-------- Data to use --------

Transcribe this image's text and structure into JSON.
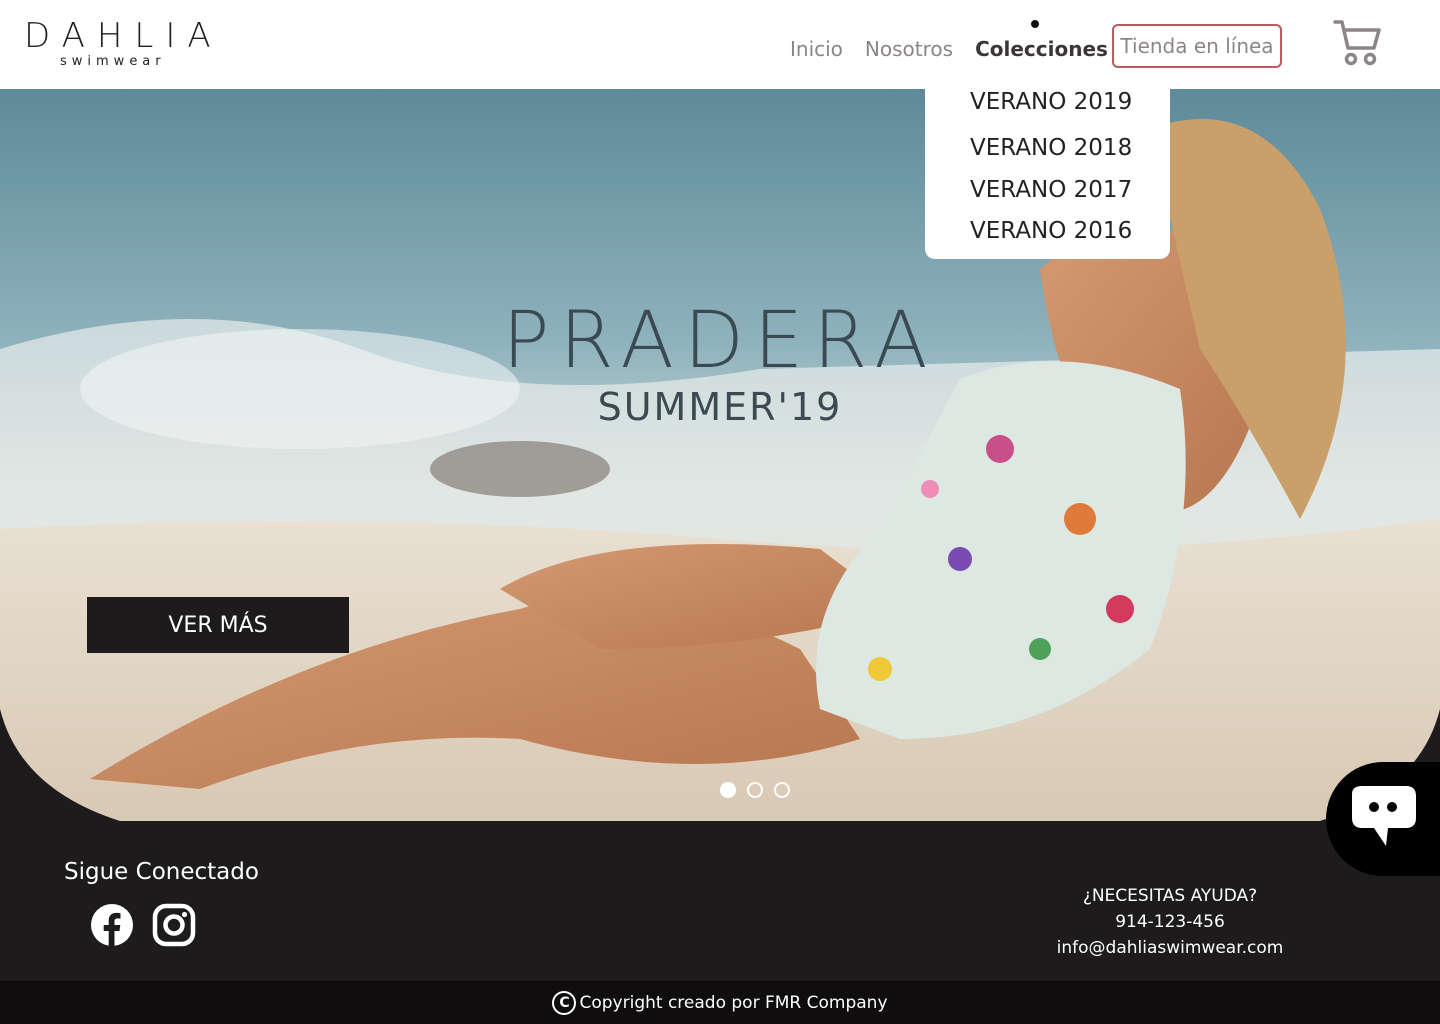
{
  "brand": {
    "name": "DAHLIA",
    "tagline": "swimwear"
  },
  "nav": {
    "items": [
      {
        "label": "Inicio",
        "active": false
      },
      {
        "label": "Nosotros",
        "active": false
      },
      {
        "label": "Colecciones",
        "active": true
      }
    ],
    "shop_label": "Tienda en línea",
    "cart_icon": "shopping-cart-icon"
  },
  "dropdown": {
    "items": [
      {
        "label": "VERANO 2019"
      },
      {
        "label": "VERANO 2018"
      },
      {
        "label": "VERANO 2017"
      },
      {
        "label": "VERANO 2016"
      }
    ]
  },
  "hero": {
    "title": "PRADERA",
    "subtitle": "SUMMER'19",
    "cta_label": "VER MÁS",
    "slides_total": 3,
    "active_slide": 1
  },
  "footer": {
    "follow_label": "Sigue Conectado",
    "social_icons": [
      "facebook-icon",
      "instagram-icon"
    ],
    "help_title": "¿NECESITAS AYUDA?",
    "phone": "914-123-456",
    "email": "info@dahliaswimwear.com",
    "copyright": "Copyright creado por FMR Company"
  },
  "colors": {
    "accent": "#c0585f",
    "dark": "#1e1b1c",
    "nav_text": "#8c8587"
  }
}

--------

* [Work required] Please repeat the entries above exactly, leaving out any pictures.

* [Response to this exercise]
Transcribe this image's text and structure into JSON.
{
  "brand": {
    "name": "DAHLIA",
    "tagline": "swimwear"
  },
  "nav": {
    "items": [
      {
        "label": "Inicio",
        "active": false
      },
      {
        "label": "Nosotros",
        "active": false
      },
      {
        "label": "Colecciones",
        "active": true
      }
    ],
    "shop_label": "Tienda en línea",
    "cart_icon": "shopping-cart-icon"
  },
  "dropdown": {
    "items": [
      {
        "label": "VERANO 2019"
      },
      {
        "label": "VERANO 2018"
      },
      {
        "label": "VERANO 2017"
      },
      {
        "label": "VERANO 2016"
      }
    ]
  },
  "hero": {
    "title": "PRADERA",
    "subtitle": "SUMMER'19",
    "cta_label": "VER MÁS",
    "slides_total": 3,
    "active_slide": 1
  },
  "footer": {
    "follow_label": "Sigue Conectado",
    "social_icons": [
      "facebook-icon",
      "instagram-icon"
    ],
    "help_title": "¿NECESITAS AYUDA?",
    "phone": "914-123-456",
    "email": "info@dahliaswimwear.com",
    "copyright": "Copyright creado por FMR Company"
  },
  "colors": {
    "accent": "#c0585f",
    "dark": "#1e1b1c",
    "nav_text": "#8c8587"
  }
}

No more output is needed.